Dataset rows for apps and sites
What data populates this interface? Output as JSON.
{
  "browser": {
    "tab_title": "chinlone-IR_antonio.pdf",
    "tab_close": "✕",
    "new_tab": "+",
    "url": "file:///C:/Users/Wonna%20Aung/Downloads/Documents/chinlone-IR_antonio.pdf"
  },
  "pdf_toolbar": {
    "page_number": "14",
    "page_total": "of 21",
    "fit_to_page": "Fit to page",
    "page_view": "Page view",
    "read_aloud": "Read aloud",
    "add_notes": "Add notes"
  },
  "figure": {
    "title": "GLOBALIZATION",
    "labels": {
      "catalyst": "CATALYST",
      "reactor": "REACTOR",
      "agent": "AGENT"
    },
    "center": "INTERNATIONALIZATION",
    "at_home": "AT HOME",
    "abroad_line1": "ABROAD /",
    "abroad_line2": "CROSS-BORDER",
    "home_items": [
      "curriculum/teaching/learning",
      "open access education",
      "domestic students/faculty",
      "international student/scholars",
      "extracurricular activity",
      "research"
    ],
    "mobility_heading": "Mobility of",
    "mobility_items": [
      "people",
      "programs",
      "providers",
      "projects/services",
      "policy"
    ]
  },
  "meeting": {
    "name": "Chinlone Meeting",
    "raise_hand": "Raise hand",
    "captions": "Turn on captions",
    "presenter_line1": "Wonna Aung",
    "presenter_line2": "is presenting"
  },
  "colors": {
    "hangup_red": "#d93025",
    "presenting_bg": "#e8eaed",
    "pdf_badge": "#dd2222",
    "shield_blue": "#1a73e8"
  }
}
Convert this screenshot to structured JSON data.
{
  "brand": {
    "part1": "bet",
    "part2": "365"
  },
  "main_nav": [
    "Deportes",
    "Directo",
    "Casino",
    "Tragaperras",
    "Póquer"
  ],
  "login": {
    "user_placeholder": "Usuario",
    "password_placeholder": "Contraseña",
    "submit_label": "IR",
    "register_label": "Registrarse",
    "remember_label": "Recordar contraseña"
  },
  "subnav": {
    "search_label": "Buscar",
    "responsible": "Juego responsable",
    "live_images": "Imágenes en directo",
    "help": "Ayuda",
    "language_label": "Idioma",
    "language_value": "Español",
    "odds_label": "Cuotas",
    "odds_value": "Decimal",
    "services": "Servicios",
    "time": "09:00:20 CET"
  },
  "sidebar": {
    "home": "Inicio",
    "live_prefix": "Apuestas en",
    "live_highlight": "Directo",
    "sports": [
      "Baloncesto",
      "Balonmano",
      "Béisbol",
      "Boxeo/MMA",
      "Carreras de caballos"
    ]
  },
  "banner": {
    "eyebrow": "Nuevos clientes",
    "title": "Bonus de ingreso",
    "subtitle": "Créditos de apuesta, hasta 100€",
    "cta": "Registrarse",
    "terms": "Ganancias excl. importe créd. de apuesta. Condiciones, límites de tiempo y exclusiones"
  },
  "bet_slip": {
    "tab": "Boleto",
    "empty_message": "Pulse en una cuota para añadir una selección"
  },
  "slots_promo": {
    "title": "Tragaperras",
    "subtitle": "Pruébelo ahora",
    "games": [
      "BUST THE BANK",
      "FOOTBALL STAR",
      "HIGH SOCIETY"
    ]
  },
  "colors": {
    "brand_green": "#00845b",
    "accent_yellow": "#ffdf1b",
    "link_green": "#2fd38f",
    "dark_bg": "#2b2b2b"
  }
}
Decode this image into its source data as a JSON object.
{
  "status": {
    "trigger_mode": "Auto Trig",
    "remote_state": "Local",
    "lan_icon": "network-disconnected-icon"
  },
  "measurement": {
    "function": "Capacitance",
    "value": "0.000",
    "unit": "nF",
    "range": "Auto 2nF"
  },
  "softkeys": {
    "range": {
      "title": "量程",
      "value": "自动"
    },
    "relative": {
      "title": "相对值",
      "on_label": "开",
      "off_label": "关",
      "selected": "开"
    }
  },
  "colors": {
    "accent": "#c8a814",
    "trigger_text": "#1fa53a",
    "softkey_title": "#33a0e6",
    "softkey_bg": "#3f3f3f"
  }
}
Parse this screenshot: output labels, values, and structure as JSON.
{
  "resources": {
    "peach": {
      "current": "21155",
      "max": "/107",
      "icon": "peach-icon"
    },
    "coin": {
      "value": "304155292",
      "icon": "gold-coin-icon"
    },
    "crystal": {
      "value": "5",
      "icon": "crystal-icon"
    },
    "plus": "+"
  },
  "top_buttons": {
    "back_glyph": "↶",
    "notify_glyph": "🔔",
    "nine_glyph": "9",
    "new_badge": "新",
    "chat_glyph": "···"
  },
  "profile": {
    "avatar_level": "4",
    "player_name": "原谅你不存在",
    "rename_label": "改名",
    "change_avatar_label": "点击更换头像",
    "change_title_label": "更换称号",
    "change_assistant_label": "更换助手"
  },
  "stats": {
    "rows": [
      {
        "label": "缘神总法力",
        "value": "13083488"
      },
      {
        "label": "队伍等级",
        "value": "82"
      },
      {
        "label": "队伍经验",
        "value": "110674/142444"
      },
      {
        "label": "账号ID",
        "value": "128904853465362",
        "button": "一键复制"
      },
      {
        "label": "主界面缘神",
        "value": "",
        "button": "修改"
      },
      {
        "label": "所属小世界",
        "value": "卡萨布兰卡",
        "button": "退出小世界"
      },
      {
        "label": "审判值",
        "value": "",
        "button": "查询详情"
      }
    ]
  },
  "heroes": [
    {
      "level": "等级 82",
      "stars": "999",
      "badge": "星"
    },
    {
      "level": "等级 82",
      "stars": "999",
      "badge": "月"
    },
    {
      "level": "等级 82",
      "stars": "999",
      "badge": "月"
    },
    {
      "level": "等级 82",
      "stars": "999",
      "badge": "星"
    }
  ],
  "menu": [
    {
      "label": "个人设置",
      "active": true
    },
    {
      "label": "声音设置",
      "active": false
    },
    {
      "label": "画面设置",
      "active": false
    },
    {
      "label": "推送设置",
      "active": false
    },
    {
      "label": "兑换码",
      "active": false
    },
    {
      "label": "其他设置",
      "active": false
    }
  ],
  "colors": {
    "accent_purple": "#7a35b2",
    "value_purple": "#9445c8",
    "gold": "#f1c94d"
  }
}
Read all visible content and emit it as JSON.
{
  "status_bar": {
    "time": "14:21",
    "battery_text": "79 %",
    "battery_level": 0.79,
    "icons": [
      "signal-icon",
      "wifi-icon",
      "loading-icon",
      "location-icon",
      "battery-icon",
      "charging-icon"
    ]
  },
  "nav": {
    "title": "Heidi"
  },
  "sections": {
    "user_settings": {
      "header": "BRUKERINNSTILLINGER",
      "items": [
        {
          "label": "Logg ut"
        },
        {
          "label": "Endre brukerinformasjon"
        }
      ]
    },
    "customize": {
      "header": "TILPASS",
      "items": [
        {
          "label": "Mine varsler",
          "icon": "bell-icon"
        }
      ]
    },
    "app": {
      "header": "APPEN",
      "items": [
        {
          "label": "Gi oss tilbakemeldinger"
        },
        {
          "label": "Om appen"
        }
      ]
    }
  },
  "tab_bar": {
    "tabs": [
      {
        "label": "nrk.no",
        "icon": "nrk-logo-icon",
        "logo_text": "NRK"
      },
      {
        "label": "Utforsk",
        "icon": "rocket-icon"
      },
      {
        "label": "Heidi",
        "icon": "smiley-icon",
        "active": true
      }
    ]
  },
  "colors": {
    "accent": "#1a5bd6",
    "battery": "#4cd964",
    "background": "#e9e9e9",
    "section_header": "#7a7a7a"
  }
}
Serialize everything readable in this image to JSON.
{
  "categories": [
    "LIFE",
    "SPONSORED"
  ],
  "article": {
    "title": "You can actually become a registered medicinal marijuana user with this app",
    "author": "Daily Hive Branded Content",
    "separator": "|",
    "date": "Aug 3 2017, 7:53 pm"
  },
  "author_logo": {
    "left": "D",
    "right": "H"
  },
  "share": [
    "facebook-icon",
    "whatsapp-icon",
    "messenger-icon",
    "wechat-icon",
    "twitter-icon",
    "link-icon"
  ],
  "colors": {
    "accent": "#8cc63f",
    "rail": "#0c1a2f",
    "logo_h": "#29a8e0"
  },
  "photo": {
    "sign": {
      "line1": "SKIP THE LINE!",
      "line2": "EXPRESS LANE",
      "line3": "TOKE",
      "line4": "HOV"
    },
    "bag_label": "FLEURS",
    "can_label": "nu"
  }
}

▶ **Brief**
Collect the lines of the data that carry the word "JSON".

▶ **Answer to this problem**
What data populates this interface? Output as JSON.
Convert this screenshot to structured JSON data.
Decode this image into its source data as a JSON object.
Parse this screenshot: output labels, values, and structure as JSON.
Read all visible content and emit it as JSON.
Serialize everything readable in this image to JSON.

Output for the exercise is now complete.